Then we study a distributionally robust stochastic quadratic knapsack problems, where we only know part of information about the random variables, such as its first and second moments. We proved that the single knapsack problem (SKP) is a semedefinite problem (SDP) after applying the SDP relaxation scheme to the binary constraints. Despite the fact that it is not the case for the multidimensional knapsack problem (MKP), two good approximations of the relaxed version of the problem are provided which obtain upper and lower bounds that appear numerically close to each other for a range of problem instances. Our numerical experiments also indicated that our proposed lower bounding approximation outperforms the approximations that are based on Bonferroni's inequality and the work by Zymler et al.. Besides, an extensive set of experiments were conducted to illustrate how the conservativeness of the robust solutions does pay off in terms of ensuring the chance constraint is satisfied (or nearly satisfied) under a wide range of distribution fluctuations. Moreover, our approach can be applied to a large number of stochastic optimization problems with binary variables.

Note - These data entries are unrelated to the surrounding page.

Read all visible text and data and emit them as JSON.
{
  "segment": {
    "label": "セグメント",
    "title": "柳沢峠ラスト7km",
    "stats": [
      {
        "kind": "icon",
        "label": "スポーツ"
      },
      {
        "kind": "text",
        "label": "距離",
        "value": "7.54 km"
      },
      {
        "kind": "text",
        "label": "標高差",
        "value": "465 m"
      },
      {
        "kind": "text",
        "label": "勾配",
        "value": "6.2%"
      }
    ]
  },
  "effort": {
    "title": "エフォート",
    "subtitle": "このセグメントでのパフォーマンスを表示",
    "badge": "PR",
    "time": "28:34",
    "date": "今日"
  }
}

Finally, a stochastic version of the shortest path problem is studied. We proved that in some cases the stochastic shortest path problem can be greatly simplified by reformulating it as the classic shortest path problem, which can be solved in polynomial time. To solve the general problem, we proposed to use a branch-and-bound framework to search the set of feasible paths. Lower bounds are obtained by solving the corresponding linear relaxation which in turn is done using a Stochastic Projected Gradient algorithm involving an active set method. Meanwhile, numerical examples were conducted to illustrate the effectiveness of the obtained algorithm. Concerning the resolution of the continuous relaxation, our Stochastic Projected Gradient algorithm clearly outperforms Matlab optimization toolbox on large graphs.

Ph.D. dissertations & Faculty habilitations
The original manuscript conceptualizes the recent rise of digital platforms along three main dimensions: their nature of coordination devices fueled by data, the ensuing transformations of labor, and the accompanying promises of societal innovation. The overall ambition is to unpack the coordination role of the platform and where it stands in the horizon of the classical firm – market duality. It is also to precisely understand how it uses data to do so, where it drives labor, and how it accommodates socially innovative projects. I extend this analysis to show continuity between today’s society dominated by platforms and the “organizational society”, claiming that platforms are organized structures that distribute resources, produce asymmetries of wealth and power, and push social innovation to the periphery of the system. I discuss the policy implications of these tendencies and propose avenues for follow-up research.